§ WHAT YOU HAVE TO DO
The result should consist solely of the line containing "Parse this screenshot: output" and the lines that follow it below, each reproduced exactly, the last line included.

[Opening RECORDS TO USE section]

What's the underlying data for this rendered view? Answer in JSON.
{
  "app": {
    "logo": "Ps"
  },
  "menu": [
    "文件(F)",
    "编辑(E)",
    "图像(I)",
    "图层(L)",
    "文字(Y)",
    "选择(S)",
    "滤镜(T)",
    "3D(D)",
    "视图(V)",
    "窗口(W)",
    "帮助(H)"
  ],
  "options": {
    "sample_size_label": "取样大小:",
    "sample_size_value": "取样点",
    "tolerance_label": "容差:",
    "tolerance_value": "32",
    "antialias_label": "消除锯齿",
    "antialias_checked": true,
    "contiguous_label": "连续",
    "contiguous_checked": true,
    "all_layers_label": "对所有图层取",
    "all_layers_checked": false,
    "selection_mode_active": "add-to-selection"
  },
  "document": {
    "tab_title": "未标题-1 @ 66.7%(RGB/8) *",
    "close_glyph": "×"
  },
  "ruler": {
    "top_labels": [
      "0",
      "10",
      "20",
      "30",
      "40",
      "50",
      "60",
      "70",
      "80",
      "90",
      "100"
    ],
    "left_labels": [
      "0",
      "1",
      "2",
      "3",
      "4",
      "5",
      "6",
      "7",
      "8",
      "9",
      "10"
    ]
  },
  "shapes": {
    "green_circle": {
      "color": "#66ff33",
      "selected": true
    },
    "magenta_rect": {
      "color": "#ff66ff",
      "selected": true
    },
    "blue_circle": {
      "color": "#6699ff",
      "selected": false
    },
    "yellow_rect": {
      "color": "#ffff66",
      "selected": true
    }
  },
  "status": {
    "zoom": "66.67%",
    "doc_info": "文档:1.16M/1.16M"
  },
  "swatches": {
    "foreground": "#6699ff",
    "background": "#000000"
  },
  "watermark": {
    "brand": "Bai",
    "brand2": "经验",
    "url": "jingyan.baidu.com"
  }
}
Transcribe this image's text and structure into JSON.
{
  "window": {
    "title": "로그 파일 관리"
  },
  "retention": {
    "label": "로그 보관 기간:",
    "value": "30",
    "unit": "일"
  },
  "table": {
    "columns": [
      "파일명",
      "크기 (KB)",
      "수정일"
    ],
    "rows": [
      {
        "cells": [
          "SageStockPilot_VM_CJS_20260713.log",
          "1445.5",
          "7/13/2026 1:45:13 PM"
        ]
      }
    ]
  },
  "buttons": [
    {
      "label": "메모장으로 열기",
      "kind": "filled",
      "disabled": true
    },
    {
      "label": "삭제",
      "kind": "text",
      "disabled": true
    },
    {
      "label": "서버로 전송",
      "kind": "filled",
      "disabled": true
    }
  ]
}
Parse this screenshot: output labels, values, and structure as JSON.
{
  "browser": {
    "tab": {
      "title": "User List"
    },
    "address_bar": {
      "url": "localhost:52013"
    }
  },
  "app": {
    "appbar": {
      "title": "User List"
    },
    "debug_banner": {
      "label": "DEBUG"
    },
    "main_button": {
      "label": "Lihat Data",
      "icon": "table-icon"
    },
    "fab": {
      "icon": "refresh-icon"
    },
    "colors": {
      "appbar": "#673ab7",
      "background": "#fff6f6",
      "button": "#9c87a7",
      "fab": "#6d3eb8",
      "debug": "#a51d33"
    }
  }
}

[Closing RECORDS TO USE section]

§ TASK ANSWER
Parse this screenshot: output labels, values, and structure as JSON.
{
  "browser": {
    "tab": {
      "title": "User List"
    },
    "address_bar": {
      "url": "localhost:52013"
    }
  },
  "app": {
    "appbar": {
      "title": "User List"
    },
    "debug_banner": {
      "label": "DEBUG"
    },
    "main_button": {
      "label": "Lihat Data",
      "icon": "table-icon"
    },
    "fab": {
      "icon": "refresh-icon"
    },
    "colors": {
      "appbar": "#673ab7",
      "background": "#fff6f6",
      "button": "#9c87a7",
      "fab": "#6d3eb8",
      "debug": "#a51d33"
    }
  }
}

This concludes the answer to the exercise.